Troubled Kingfisher Airlines would have to submit a detailed plan to aviation regulator DGCA before they are allowed to resume flights, civil aviation minister Ajit Singh said on Saturday.
Kingfisher employees stage countrywide protest
Asked whether the Directorate General of Civil Aviation (DGCA) was likely to move ahead with suspending or cancelling the crisis-ridden carrier's flying license, he said it was for the regulator to decide after it studies their reply to the show-cause notice issued to them.
DGCA had on Friday issued a show-cause notice to Kingfisher asking why its flying license should not be suspended or cancelled as it had grounded its entire fleet and failed to offer safe, efficient and reliable service. It has given the airline 15 days to reply.
Kingfisher employees take part in a candle march at Jantar Mantar in New Delhi.
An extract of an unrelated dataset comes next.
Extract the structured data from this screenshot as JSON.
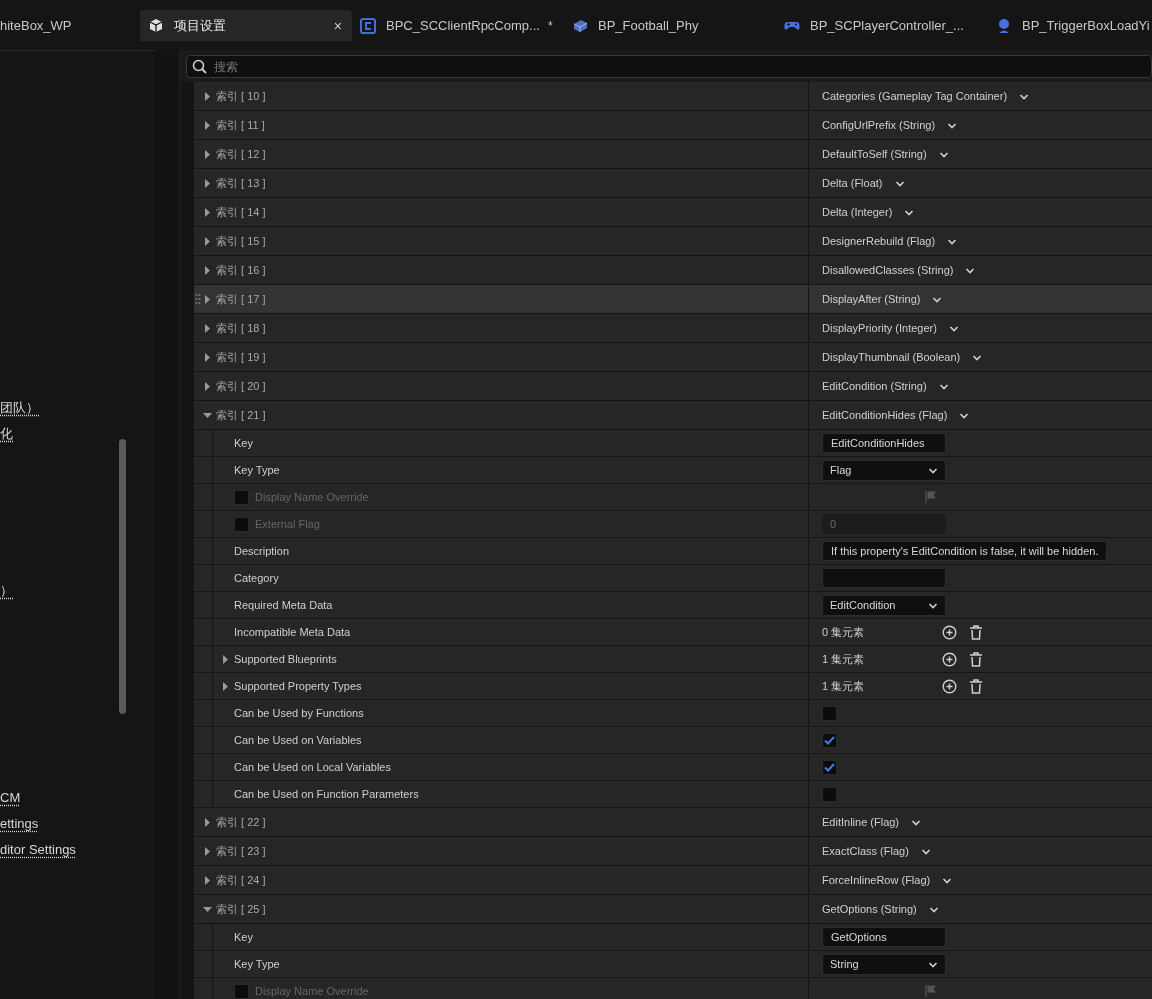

PTI Photo
"This (suspension or cancellation) has to be decided by the DGCA. It will depend on what reply they give, what plans they have (to resume operations). How they will lease (aircraft). There are disgruntled employees and there is safety concern," the minister said.
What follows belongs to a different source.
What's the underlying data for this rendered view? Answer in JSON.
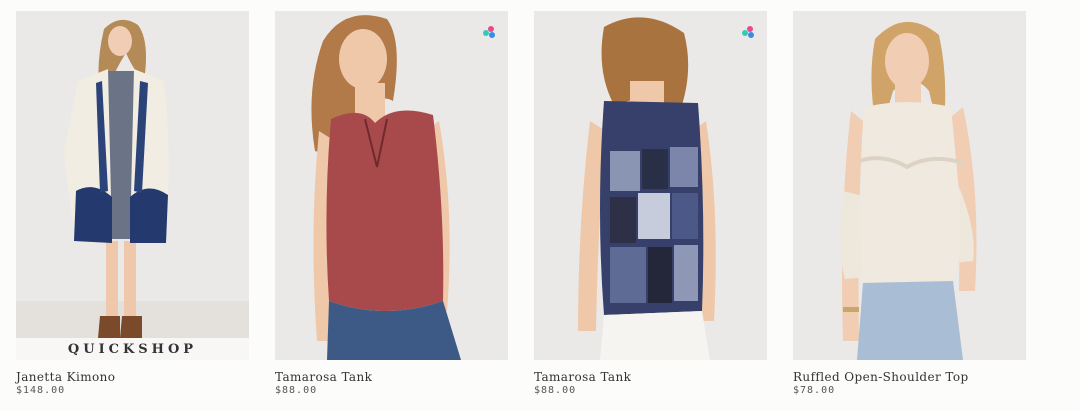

In the notice, DGCA chief Arun Mishra said it had been observed that the airline was not adhering to its flight schedule and "abruptly cancelling their flights time and again during the last 10 months", causing great inconvenience to the travelling public.
He also took note of the lockout which had led to "suspension of all their flights" and that the airline had "failed to establish a safe, efficient and reliable services as required" under the rules.
Maintaining that this amounted to Kingfisher not complying with the provisions of the Aircraft Rules 1937, the regulator asked the airline why action should not be taken against it for this "violation".
Kingfisher Airlines aircraft are seen parked on the tarmac of the Chatrapati Shivaji International Airport in Mumbai. Cash-strapped Kingfisher Airlines will remain grounded for another week after employees who have not been paid for the last seven months refused to go back to work, the company said. AFP/Punit Paranjpe
Kingfisher had declared a lockout on September 28 till October four, cancelling its entire flight schedule, and extended it till October 12 later. The lockout was declared after the management failed to resolve the deadlock with its striking employees, including engineers and pilots, over non-payment of salaries for last seven months.
Responding to the notice, a Kingfisher spokesperson said, "We will send a detailed response to the DGCA well in time. We will also submit a comprehensive plan for restoration of services after negotiations with our employees."